With apparently faulty information the government took action, lowered the BMI at which people are ‘fat,’ and

Seven years ago, 35 million Americans became overweight literally overnight.

America suddenly became fatter when the federal government changed the definition of overweight, based on a calculation called body mass index.

The question, addressed in the Chicago Sun Times article quoted above, becomes should so much stress be placed on lowering people’s weight as a preventitive health measure?

[N]utritionist Paul Ernsberger of Case Western Reserve University thinks the overweight threshold is too low.

He notes that a recent study by the Centers for Disease Control and Prevention found that people who had with a BMI between 25 and 30 did not experience any increased risk in mortality. If anything, they had a slightly lower chance of dying.

Ernsberger thinks the overweight cutoff should be raised to 30.

The current cutoff of 25 “sets up people for failure. The goal may be admirable, but is not realistic,” he said.

Ernsberger and other critics say researchers have a vested interest in expanding the number of people defined as overweight by setting a low BMI cutoff. The worse the problem appears, the more funding they will receive from the weight-loss industry and government.


Right on cue, and thanks to Kevin, MD, The UK’s NHS is going to refuse some more elective surgeries, such as knee and hip replacements, to obese people.
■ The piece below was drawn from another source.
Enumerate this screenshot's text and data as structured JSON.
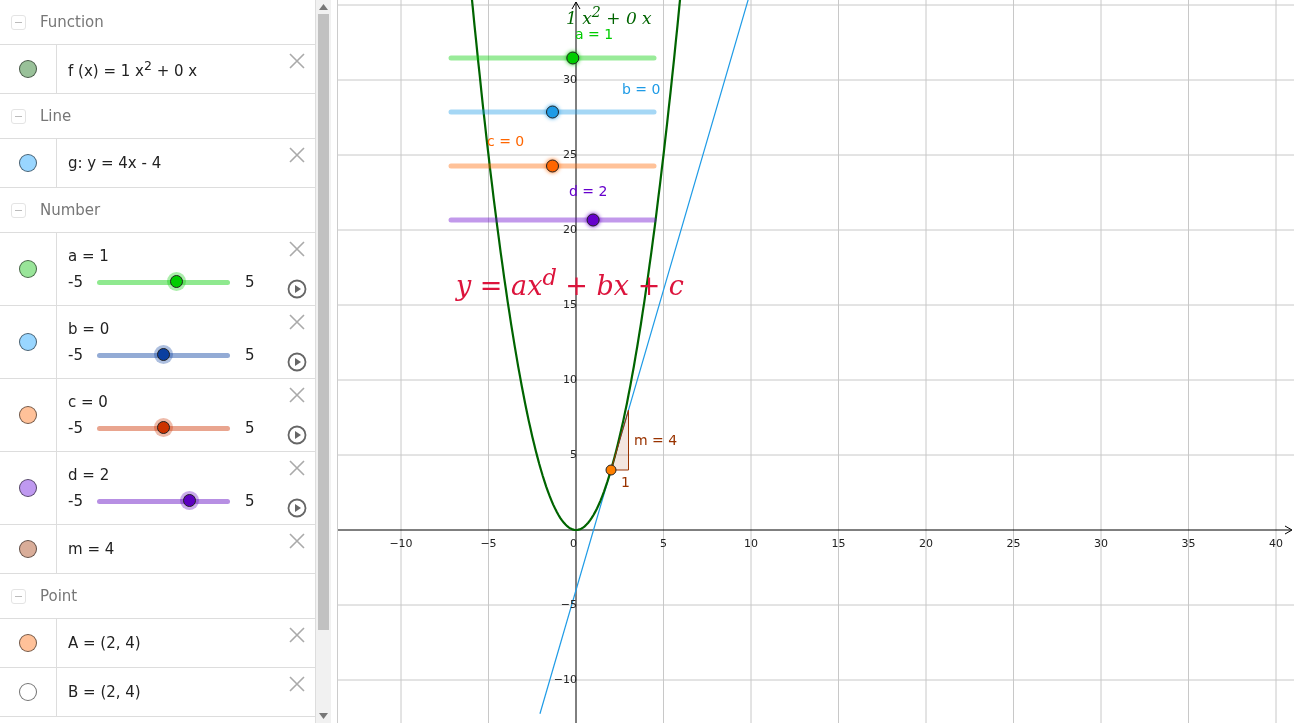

A Scotsman article sheds light on what it believes is the last PC discrimination, against those with ‘self inflicted’ health problems.